**PROBLEM STATEMENT**
When a line in the data below includes "icon", count it; then give only the total.

Source records
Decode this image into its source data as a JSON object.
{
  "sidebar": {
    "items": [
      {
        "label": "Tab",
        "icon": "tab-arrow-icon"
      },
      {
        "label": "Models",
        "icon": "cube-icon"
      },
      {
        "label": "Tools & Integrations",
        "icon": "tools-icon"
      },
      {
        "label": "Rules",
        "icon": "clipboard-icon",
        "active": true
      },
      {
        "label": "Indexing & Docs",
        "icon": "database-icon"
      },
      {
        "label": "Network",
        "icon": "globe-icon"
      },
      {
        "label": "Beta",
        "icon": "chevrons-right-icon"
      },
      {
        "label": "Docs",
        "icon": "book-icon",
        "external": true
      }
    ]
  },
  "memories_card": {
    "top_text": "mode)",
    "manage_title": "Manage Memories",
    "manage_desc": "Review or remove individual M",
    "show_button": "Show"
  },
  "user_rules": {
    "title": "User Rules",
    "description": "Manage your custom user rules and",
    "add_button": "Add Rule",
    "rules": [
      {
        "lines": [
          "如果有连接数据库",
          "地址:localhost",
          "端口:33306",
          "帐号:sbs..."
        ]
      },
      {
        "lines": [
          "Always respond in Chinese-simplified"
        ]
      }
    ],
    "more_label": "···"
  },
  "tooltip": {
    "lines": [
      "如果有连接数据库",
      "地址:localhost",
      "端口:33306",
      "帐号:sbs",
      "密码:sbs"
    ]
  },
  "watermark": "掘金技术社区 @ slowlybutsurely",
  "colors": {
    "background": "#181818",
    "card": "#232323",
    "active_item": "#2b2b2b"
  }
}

**TASK SOLUTION**
8